close-up-court-courthouse-534204-1024x569When a lawsuit fails, there are certain situations where the party who brought the failed lawsuit is responsible for the costs to the other party. Where that line is drawn is generally based on a judge’s discretion and views on the reasonability of those costs. Without excellent attorney work, procedural and legal roadblocks may make it impossible for a court to award the fees that a party should be entitled to. That was the case for three dentists after winning a lawsuit against a Baton Rouge plaintiff.

Tara Lorraine lost a lawsuit against three dentists she accused of malpractice. The jury found that she did not prove that her treatment breached dental treatment standards and her claim was dismissed with prejudice. When a claim is dismissed with prejudice, the dismissal was based on the merits and the facts of the case and it cannot be brought again by that plaintiff.

In response to their favorable verdict, the three dentists then asked the court to award them with the costs of the defense, totaling $9,555.14. This was asked to cover the costs of various things to prepare for trial, such as jury panels and expert witnesses. The Trial Court held a hearing and determined that Ms. Lorraine was liable to the dentists for the full amount requested. Ms. Lorraine then appealed.

Louisiana law allows a party to recover costs incurred during a lawsuit and the court is given discretion to award this based on if it feels it is equitable. La. C.C.P. art. 1920. The costs that can be recovered include basically anything a party incurred in preparation for trial. La. R.S. 13:4533. Specifically related to Ms. Lorraine, Louisiana law allow a party to recover costs for expert witnesses. La. R.S. 13:3666. For a party to recover the costs of a lawsuit, the documentation of those costs must be properly admitted into evidence at trial. Denoux v. Vessel Management Services, Inc., 983 So. 2d 84, 88 (La. 2008).

Ms. Lorraine’s argument on appeal was that because these costs were never admitted as evidence, the Trial Court incorrectly applied the law with the award. These were charges that were not certified, were not authenticated, and were not available to be cross-examined. She further argued that even during the motion to award trial costs the counsel for the dentists did not present any witnesses to explain that these costs were reasonable or even to establish the true cost. The defendant dentists countered that a court can award these costs as long as they are reasonable, even if they were never properly admitted into evidence.
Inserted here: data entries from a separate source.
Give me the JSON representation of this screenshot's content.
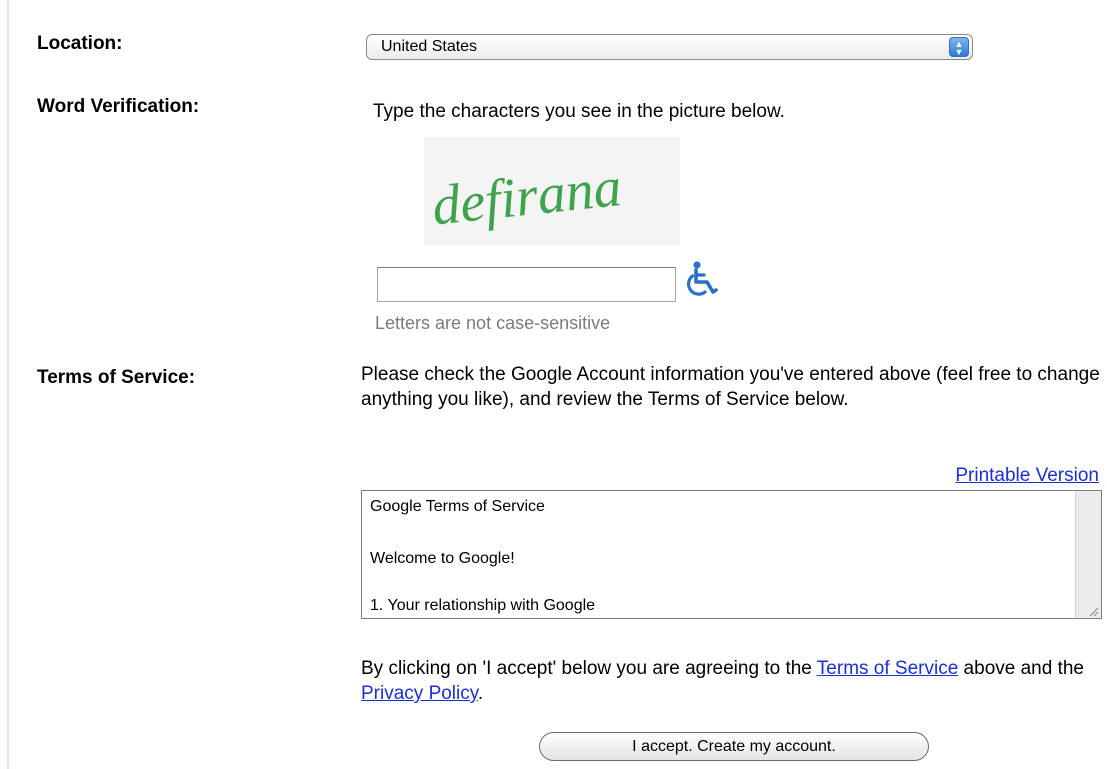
{
  "location": {
    "label": "Location:",
    "selected": "United States"
  },
  "word_verification": {
    "label": "Word Verification:",
    "instruction": "Type the characters you see in the picture below.",
    "captcha_text": "defirana",
    "input_value": "",
    "hint": "Letters are not case-sensitive"
  },
  "terms": {
    "label": "Terms of Service:",
    "intro": "Please check the Google Account information you've entered above (feel free to change anything you like), and review the Terms of Service below.",
    "printable_link": "Printable Version",
    "box_lines": [
      "Google Terms of Service",
      "Welcome to Google!",
      "1. Your relationship with Google"
    ],
    "agree_prefix": "By clicking on 'I accept' below you are agreeing to the ",
    "tos_link": "Terms of Service",
    "agree_middle": " above and the ",
    "privacy_link": "Privacy Policy",
    "agree_suffix": "."
  },
  "accept_button": "I accept. Create my account.",
  "colors": {
    "link": "#1a2fd6",
    "captcha": "#3fa34d",
    "accessibility_icon": "#2a6fc6",
    "hint": "#7b7b7b"
  },
  "icons": {
    "select_arrows": "up-down-arrows-icon",
    "accessibility": "wheelchair-icon",
    "resize": "resize-grip-icon"
  }
}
The Appellate Court agreed with Ms. Lorraine’s argument. It noted that while the defense counsel placed these documents physically into the record, it did not matter. In Louisiana, any evidence that is not officially introduced into evidence cannot be considered. This meant that as a matter of law, the Trial Court committed an error by awarding the defendant dentists the costs to prepare for trial. This was an abuse of the Trial Court’s discretion. In a twist in the lawsuit, Ms. Lorraine was actually awarded costs for the appeal.
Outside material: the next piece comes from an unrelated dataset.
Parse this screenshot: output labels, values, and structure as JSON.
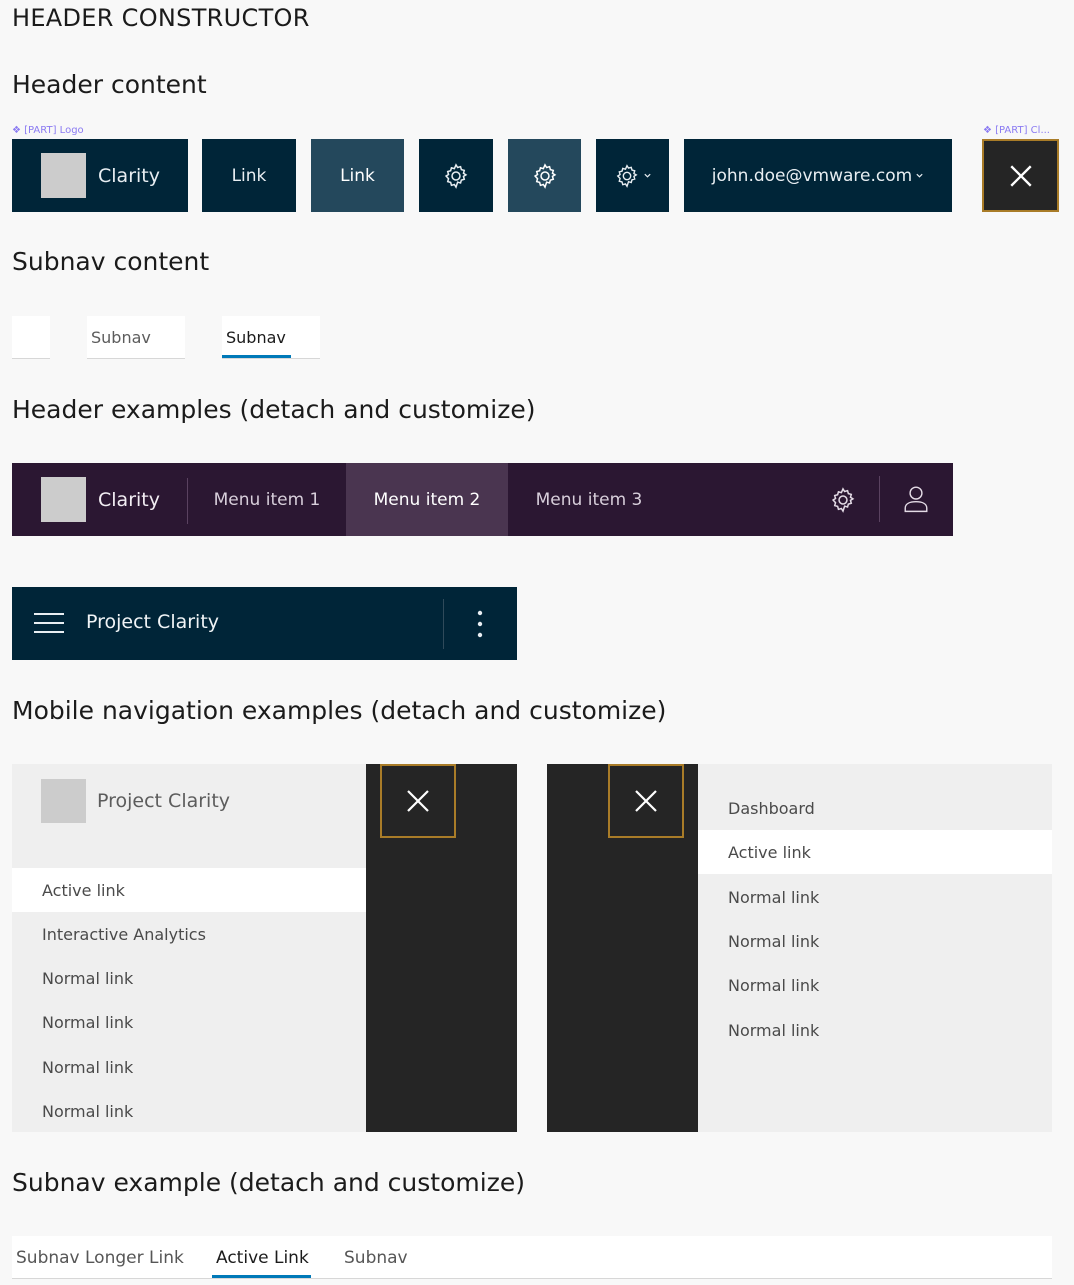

The Appellate Court noted that some costs may be awarded despite never being introduced into evidence, that situation did not apply here. Those situations include when a trial court can rely on its own observations and experiences in court during the trial and is allowed because the judge is in a position to judge the reasonability of the costs. However, that situation certainly did not apply to this case because a different judge presided over each of the stages of the case at trial. Specifically, the judge that presided over the trial on the merits did not preside over cost assessing portion.

Awarding costs to the victorious party in a lawsuit is a legitimate practice and can have great benefits for a less wealthy party. It is always important to know the relevant law and case law to ensure that these costs are asked for properly. When it is not done properly the party that initially won the lawsuit on the merits may end up paying some of the court costs for the other side.


Written by Berniard Law Firm Blog Writer: John Trepel

Additional Berniard Law Firm Articles on Awarding Attorney Fees: Louisiana Court of Appeal Upholds High Legal Fee Awarded to Attorney in Class Action


Contact Information